## WORK TO COMPLETE
When a line of the material has the word "value" in it, copy that line.
===== SOURCE INFORMATION
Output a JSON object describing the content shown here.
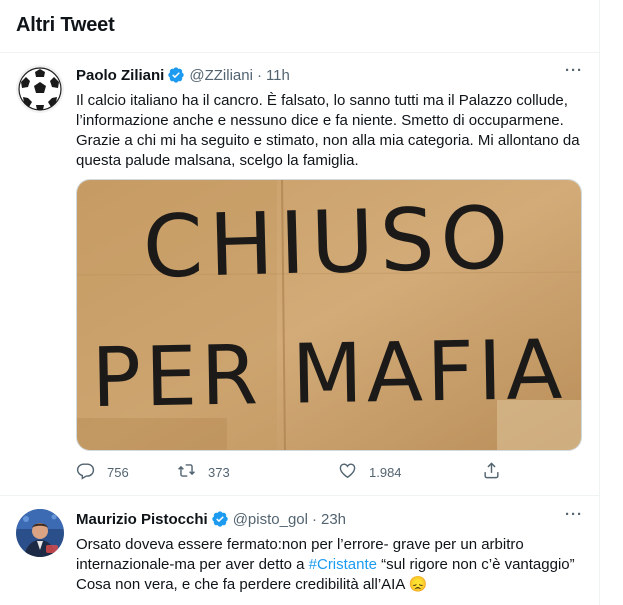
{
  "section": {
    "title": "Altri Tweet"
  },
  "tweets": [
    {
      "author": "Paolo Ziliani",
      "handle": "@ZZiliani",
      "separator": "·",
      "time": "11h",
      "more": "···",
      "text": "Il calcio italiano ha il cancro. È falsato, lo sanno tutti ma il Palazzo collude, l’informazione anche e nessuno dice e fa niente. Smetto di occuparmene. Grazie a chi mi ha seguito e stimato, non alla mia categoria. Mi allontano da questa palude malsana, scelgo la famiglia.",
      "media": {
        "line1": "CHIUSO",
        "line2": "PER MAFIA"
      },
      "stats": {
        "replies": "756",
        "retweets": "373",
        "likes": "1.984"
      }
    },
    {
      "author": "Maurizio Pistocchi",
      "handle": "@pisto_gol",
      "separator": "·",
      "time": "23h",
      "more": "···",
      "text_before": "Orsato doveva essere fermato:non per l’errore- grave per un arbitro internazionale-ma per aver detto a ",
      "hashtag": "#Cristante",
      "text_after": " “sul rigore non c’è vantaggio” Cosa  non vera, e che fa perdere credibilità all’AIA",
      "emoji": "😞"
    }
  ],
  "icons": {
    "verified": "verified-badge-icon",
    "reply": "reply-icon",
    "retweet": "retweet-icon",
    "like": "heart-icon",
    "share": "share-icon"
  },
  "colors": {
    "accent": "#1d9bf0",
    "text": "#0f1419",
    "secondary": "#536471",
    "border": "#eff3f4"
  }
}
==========
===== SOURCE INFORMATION
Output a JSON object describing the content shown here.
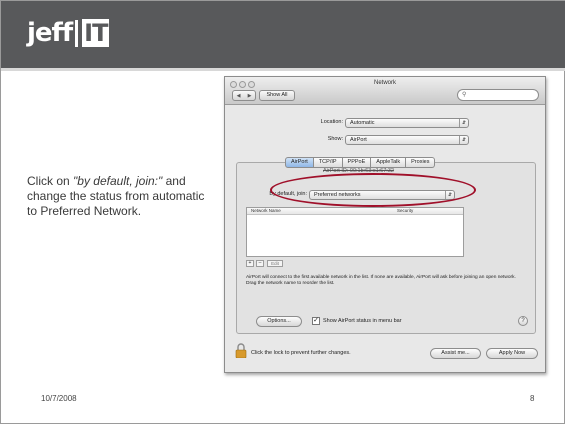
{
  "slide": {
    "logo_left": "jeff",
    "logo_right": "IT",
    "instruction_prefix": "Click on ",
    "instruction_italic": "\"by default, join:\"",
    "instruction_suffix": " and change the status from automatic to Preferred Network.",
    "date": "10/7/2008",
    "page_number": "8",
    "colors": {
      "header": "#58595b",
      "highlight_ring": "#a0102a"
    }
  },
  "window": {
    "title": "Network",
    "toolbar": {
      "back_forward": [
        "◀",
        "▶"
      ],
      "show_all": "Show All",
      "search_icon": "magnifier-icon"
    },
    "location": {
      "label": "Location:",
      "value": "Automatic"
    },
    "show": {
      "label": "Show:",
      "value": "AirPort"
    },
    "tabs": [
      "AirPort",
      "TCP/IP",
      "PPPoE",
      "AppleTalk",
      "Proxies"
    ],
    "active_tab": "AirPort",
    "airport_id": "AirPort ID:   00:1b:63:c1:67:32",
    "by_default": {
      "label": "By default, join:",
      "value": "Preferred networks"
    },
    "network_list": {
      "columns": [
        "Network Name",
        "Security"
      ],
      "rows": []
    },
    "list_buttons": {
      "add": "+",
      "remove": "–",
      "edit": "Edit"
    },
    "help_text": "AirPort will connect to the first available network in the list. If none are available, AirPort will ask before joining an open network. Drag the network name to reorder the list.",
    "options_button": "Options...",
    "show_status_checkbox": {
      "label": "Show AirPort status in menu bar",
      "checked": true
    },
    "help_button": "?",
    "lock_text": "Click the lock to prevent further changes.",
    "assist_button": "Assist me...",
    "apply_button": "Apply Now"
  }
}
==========
## PROBLEM SOLUTION
      "value": "Automatic"
      "value": "AirPort"
      "value": "Preferred networks"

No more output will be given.